Miami Criminal Attorney on Cyber Crime: Child Pornography v. Child Erotica

August 28, 2008 by David S. Seltzer

The Supreme Court of the United States has “drawn the line in the sand” about what is and is not child pornography. See Ashcroft v. Free Speech Coalition. So is taking pictures of your children in the bathtub, or them running around the house naked child pornography? Having been a prosecutor in Miami and dealing with cyber crimes/child pornography, and now a criminal defense lawyer, it is simply something you cannot explain. You know child pornography when you see it. Art is still art, and there is nothing illegal about taking pictures of children clothed, or nude. The question you have to ask yourself when determining if the image is child pornography is, what is the focus of the image? Is the purpose of the image sexual in nature? Does the image focus on a certain part of the minor’s body? The list goes on from there as to what factor government officials use in determining what is and is not child pornography.

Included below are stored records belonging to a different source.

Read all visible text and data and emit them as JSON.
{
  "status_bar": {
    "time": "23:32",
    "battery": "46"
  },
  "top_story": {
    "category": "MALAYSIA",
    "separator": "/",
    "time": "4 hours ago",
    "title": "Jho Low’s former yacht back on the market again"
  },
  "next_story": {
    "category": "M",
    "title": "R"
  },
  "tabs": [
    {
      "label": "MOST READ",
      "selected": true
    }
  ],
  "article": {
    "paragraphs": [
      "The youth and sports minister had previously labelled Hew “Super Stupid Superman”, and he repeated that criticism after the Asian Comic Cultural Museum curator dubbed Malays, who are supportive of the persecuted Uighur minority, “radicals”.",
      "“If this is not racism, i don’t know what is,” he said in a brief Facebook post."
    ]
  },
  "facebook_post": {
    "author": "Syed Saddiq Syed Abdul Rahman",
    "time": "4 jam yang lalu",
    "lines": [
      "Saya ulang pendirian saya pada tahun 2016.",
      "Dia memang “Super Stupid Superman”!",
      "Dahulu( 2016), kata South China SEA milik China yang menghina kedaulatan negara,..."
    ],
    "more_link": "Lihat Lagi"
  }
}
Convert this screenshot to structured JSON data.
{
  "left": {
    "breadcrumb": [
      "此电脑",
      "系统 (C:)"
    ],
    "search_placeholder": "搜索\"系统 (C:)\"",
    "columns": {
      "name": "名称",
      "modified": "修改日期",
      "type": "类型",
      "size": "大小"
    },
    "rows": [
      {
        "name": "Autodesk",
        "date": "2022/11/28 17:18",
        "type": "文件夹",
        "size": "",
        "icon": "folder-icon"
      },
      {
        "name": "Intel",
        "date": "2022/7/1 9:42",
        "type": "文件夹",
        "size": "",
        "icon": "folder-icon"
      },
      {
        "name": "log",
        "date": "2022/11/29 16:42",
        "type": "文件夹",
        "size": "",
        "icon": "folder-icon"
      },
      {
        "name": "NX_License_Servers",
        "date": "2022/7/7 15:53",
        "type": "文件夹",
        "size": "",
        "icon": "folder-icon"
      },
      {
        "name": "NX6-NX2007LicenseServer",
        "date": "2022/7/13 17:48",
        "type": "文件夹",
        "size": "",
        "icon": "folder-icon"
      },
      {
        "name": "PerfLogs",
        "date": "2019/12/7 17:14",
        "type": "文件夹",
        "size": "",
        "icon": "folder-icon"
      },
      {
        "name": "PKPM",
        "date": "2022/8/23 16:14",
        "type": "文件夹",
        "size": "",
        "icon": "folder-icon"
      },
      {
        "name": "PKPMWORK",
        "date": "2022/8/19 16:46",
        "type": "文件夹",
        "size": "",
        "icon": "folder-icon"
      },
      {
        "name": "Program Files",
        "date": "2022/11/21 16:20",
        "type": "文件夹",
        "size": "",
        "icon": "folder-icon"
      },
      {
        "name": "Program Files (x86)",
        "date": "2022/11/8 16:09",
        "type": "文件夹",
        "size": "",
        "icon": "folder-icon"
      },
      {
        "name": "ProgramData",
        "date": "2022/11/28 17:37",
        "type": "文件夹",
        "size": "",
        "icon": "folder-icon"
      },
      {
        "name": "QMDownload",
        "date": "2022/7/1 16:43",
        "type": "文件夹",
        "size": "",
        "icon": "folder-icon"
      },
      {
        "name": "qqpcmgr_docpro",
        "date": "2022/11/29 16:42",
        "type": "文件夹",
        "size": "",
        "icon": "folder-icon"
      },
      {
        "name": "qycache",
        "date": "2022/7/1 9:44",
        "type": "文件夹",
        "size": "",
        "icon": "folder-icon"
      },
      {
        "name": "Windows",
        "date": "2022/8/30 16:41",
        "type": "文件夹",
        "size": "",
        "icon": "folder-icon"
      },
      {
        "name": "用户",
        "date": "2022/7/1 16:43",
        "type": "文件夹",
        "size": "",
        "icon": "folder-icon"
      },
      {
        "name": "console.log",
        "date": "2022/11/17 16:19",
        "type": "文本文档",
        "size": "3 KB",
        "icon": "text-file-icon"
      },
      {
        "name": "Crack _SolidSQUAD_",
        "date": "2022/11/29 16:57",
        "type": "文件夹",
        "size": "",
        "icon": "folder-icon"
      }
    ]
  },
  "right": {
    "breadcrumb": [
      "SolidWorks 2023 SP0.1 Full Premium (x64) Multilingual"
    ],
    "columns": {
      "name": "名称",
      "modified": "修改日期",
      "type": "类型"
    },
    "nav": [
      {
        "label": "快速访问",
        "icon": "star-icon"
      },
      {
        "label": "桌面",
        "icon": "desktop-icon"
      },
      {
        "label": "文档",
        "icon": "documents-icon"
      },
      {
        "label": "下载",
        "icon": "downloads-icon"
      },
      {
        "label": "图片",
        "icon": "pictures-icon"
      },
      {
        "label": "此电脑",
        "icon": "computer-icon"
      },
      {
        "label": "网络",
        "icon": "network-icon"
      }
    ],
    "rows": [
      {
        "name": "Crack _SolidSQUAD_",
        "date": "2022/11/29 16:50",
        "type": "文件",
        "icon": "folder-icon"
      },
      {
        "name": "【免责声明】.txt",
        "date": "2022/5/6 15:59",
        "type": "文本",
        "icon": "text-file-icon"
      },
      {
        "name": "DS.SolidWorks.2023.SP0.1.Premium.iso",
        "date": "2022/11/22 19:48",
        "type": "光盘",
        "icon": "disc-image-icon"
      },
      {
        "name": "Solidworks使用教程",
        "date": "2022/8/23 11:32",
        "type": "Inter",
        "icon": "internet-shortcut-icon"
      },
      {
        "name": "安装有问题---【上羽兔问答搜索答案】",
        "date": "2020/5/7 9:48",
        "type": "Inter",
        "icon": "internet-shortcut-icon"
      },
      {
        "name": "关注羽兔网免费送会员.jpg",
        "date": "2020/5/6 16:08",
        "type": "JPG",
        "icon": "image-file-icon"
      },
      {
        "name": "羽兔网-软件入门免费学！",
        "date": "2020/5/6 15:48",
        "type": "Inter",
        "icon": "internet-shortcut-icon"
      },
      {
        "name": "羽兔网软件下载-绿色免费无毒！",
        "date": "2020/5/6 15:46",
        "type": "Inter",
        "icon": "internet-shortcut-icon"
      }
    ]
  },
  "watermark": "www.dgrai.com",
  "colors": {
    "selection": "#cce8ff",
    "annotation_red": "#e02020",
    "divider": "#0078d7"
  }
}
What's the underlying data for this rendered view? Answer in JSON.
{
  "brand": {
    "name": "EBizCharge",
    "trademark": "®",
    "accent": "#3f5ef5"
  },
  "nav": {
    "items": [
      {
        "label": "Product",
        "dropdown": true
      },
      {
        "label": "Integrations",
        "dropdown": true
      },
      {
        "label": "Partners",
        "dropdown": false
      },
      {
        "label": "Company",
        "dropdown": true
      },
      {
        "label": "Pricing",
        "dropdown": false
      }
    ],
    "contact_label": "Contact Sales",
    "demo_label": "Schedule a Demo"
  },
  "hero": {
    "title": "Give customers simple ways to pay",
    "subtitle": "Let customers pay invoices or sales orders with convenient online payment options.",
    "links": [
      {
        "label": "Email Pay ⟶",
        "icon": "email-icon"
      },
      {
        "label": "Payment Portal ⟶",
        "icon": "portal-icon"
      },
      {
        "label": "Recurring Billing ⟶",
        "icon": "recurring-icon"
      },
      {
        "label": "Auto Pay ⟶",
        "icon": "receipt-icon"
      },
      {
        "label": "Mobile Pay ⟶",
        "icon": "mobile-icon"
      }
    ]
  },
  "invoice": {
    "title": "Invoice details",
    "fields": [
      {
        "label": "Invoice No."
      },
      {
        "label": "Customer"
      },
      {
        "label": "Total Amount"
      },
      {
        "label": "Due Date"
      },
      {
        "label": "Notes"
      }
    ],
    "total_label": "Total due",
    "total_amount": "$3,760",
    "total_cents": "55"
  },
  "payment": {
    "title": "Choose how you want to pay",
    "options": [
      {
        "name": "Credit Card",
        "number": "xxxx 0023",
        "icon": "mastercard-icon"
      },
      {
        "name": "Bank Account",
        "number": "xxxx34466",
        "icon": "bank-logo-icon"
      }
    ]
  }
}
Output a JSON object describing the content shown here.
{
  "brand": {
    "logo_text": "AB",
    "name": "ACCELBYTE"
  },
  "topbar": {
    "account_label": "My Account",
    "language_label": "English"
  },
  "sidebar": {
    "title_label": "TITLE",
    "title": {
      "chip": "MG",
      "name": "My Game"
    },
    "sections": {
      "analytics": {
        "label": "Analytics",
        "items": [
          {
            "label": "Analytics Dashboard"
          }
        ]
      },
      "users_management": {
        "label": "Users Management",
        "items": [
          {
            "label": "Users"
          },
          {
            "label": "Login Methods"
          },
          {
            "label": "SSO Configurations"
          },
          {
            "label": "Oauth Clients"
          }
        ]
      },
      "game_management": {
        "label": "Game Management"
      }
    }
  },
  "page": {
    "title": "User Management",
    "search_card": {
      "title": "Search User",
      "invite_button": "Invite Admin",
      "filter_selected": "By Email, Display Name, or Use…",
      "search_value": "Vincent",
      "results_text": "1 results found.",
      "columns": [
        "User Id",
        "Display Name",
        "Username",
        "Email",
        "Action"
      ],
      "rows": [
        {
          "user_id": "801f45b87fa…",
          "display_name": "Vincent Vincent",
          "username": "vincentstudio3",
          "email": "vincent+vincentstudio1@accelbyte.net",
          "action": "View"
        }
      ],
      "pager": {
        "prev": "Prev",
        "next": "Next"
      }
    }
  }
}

That being said, images that don’t fall under child pornography may fall under the category of child erotica. Child erotica is not illegal to possess. However, it is often times difficult and open to many varying degrees of interpretation as to whether something qualifies as child pornography or child erotica. Furthermore, depending on your State laws and the position of the US Attorney in your State, possession of child erotica may be a crime.

In a recent article published by an affiliate of the Miami New Times, the author published images of her children in various stages of undress. (See Newspapers nude child photos draw police review). Now let me state that I have not seen the images, but from what I gather, the focus was no sexual in nature, rather artistic. So why the uproar? It is an election year and politicians can’t be seen as soft on any type of crime that may involve minors. The courts have settled the issue, however, like anything else dealing with the law it will be continually debated for years to come. But again, child pornography is just something you know when you see it, and unfortunately leaves a lot open for interpretation. So ladies and gentleman, the moral of the story is keep your family photos to yourself!